This month, Forbes published its annual 30 Under 30 recognizing bright young entrepreneurs, breakout talent, and change agents in 20 different professional sectors. Seven of these leaders studied abroad on State Department exchange programs early in their careers. These experiences shaped their identities and in many cases motivated them to become leaders and thinkers in the United States and around the world.
Europeans have every reason to worry about U.S. President Donald Trump. He has declared NATO “obsolete.” He’s spoken more glowingly about Russian President Vladimir Putin than about most Western European leaders.
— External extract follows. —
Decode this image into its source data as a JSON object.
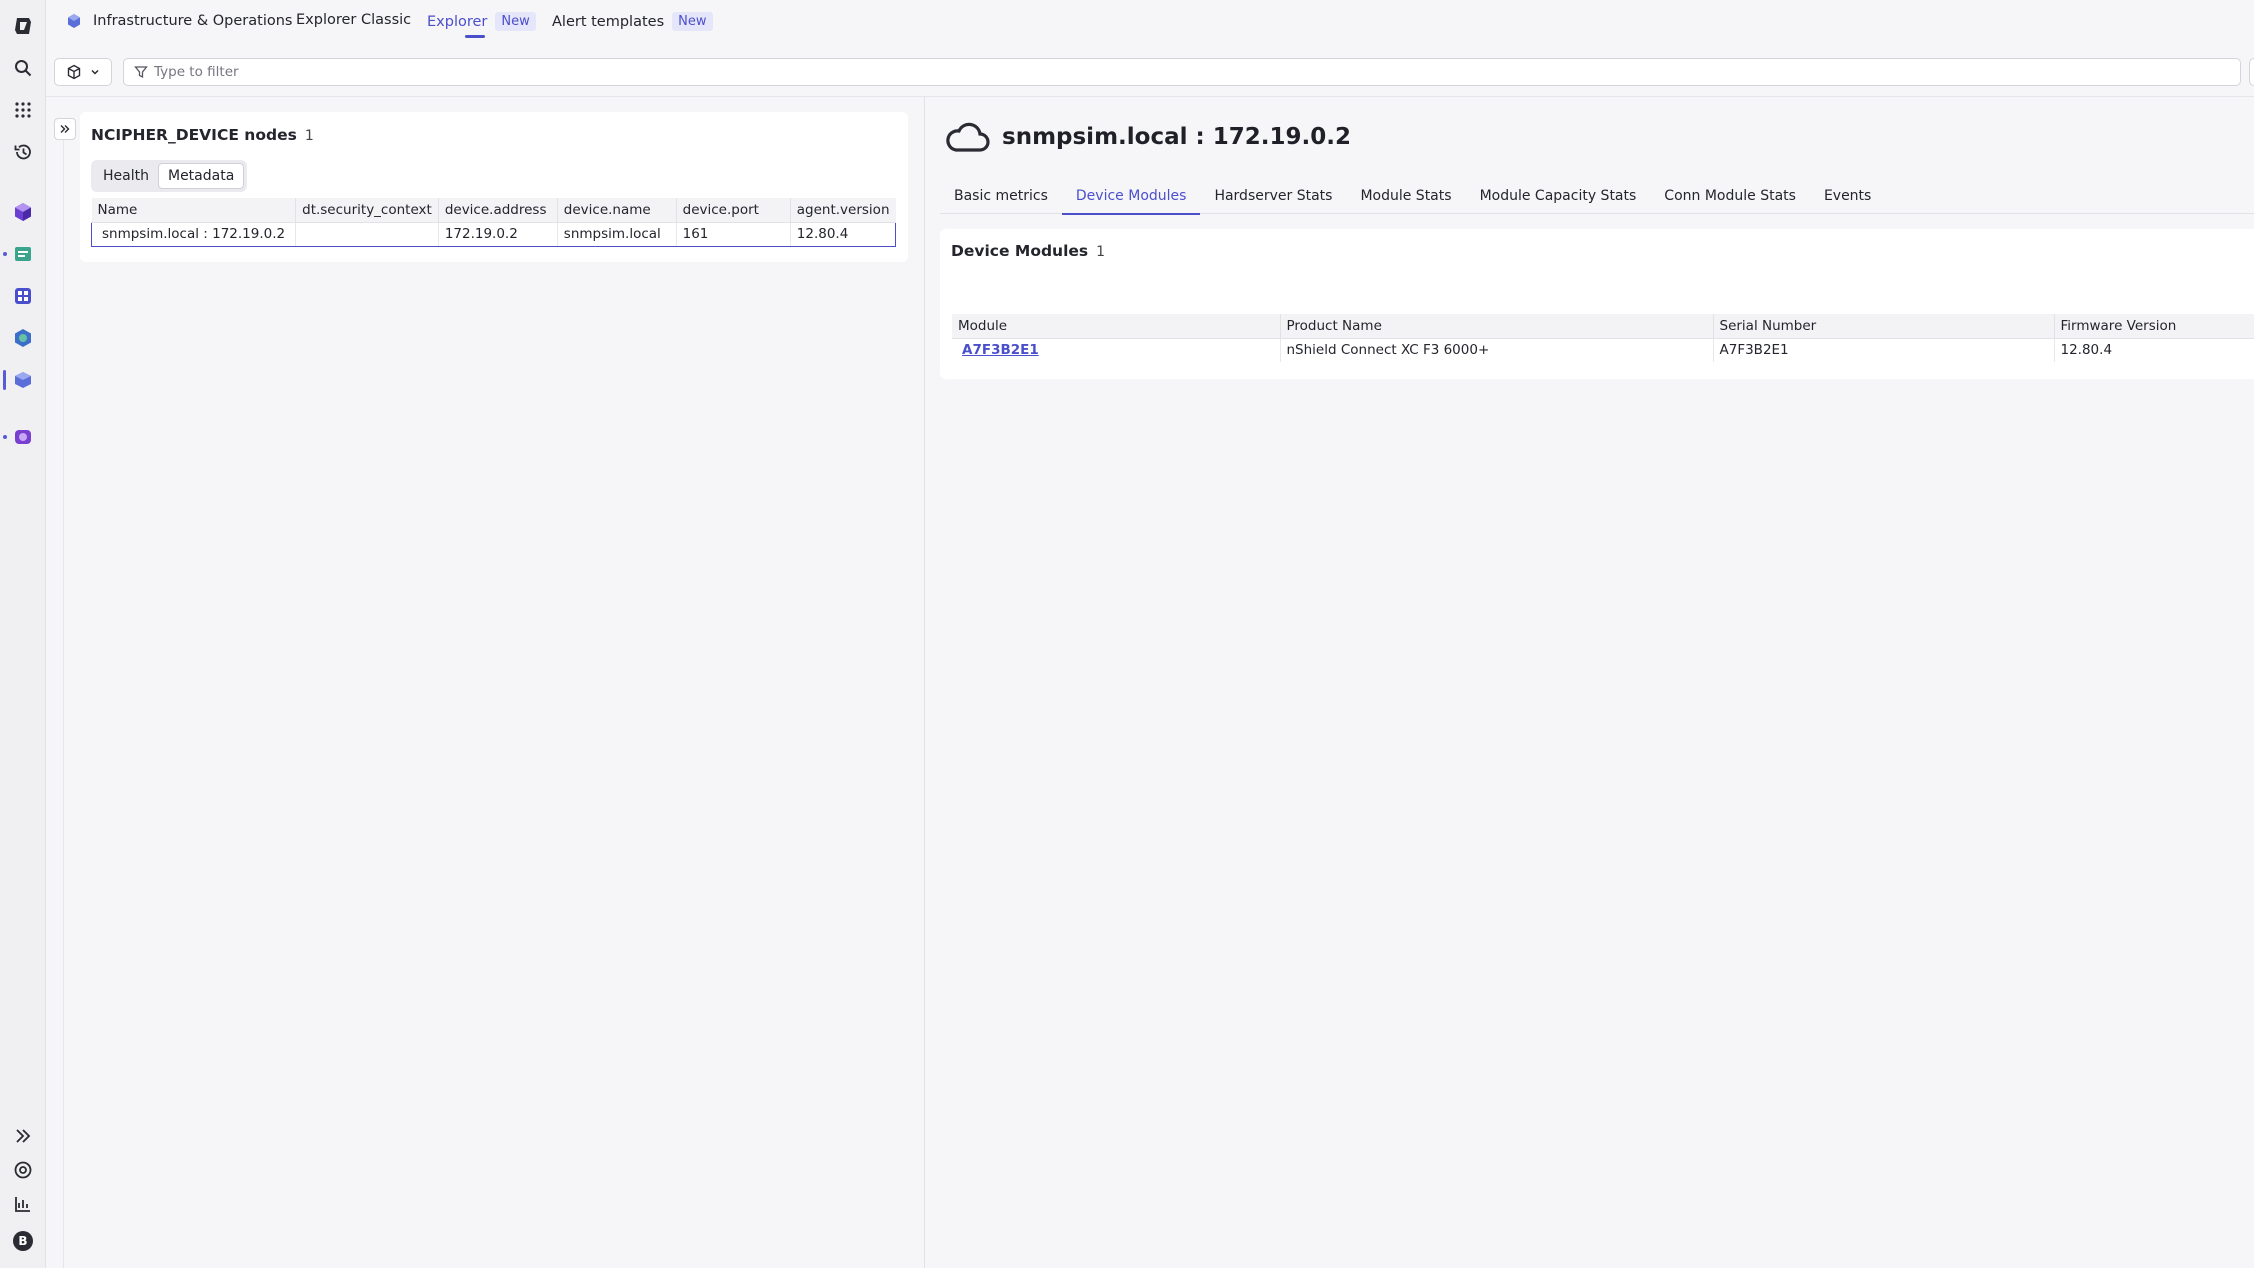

And he’s suggested he will apply his transactional vision of diplomacy to his country’s alliances. [...] Its European members must show unity of purpose and vision: The time has come to create a European pillar of NATO.
The European Union Delegation to the United States has awarded CPD a grant to develop public diplomacy evaluation tools.
German Chancellor Angela Merkel and President Recep Tayyip Erdoğan have pledged further cooperation in the fight against terrorism during Merkel’s visit to Ankara, while the German leader also stressed the impartiality of her country’s courts regarding the extradition of Turkish coup attempt suspects.
The soft power capabilities of the EU are weakening for a number of reasons, including institutional confusion, Brexit, the Refugee crisis, terrorism, the rise of populism, resistance among member states to further enlargement given the Union’s economic problems. [...] Given this situation, political developments in the Western Balkans that have a direct impact on regional security must be closely monitored.
With British Prime Minister May set to arrive in Ankara today to meet her Turkish counterpart, Binali Yıldırım, experts highlighted the importance of her visit, especially right after her trip to the U.S. Commenting on the visit, diplomatic sources in Ankara stated, "Prime Minister May's visit will reflect the fact that Turkey is an indispensable partner and a close ally for the U.K. on many issues of global importance, including trade, security and defense."
Donald Trump’s arrival in the White House means it may, finally, be decision time for Europe. The new U.S. president’s barrage of criticism in the run up to his inauguration last week prompted pledges to stick together and revive support for the European Union. Germany’s Angela Merkel vowed to maintain unity through continuous dialogue with other members. Mark Rutte of the Netherlands called for a fresh focus on the economy.
In order to tackle the problems that the EU is facing first and foremost, it should have to undertake crucial responsibilities and duties concerning the rational arrangement or the strengthening of relations with Russia. [...] Thus, the transition from competition to collaboration can give them benefits and gain them a “win-win” position in different kind of fields including energy, free trade and visa liberalization, economy, military, tourism, healthcare and education and related areas.